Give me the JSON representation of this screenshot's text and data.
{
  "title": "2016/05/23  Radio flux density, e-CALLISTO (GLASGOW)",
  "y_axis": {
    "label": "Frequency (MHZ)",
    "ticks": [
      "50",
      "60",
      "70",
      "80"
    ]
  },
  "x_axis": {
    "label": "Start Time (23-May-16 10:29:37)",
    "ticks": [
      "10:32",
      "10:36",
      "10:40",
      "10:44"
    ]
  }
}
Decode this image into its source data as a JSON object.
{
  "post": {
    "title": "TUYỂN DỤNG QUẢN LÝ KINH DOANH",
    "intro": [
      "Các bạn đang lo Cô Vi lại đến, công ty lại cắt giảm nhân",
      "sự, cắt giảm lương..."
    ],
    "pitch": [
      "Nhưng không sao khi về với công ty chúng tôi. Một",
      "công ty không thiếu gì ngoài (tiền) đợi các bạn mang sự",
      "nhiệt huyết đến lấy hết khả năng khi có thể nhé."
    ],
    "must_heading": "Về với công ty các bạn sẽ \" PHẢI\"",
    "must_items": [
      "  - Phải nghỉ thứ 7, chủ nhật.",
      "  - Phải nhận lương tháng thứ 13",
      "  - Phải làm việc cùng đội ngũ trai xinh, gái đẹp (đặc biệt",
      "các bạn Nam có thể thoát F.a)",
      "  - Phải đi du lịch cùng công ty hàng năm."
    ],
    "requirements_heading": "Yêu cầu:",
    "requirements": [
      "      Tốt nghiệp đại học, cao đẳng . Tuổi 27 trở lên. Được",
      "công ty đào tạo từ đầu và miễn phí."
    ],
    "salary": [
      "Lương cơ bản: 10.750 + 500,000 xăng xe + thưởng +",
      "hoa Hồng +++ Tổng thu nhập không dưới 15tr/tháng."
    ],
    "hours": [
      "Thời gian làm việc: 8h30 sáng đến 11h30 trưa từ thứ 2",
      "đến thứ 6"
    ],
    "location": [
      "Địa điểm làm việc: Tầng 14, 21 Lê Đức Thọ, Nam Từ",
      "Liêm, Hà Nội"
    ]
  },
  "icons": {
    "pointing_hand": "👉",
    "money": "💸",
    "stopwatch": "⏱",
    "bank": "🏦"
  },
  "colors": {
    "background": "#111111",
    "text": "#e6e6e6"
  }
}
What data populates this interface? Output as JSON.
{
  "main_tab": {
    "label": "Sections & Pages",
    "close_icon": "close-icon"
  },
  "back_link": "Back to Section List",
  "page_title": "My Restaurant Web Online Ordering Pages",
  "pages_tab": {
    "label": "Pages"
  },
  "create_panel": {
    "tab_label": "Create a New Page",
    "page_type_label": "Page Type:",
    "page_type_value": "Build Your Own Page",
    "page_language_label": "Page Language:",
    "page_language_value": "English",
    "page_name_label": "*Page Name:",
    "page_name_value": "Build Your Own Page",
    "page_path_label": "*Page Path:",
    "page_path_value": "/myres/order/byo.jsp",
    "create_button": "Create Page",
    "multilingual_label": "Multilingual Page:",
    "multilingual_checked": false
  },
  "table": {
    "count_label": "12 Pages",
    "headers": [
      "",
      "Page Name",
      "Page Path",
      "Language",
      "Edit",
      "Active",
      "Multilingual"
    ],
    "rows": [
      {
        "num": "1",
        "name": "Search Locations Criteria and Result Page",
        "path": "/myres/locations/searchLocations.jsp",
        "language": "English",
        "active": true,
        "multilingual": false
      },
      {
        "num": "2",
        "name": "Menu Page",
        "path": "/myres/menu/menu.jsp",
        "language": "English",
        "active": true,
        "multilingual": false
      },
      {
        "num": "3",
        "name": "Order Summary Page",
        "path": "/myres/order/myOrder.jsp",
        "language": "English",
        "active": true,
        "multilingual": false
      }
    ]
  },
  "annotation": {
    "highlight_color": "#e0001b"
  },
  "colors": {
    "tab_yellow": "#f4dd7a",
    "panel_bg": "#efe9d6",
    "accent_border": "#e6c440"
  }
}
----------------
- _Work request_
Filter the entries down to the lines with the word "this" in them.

- _Solution_
Give me the JSON representation of this screenshot's text and data.
Decode this image into its source data as a JSON object.
What data populates this interface? Output as JSON.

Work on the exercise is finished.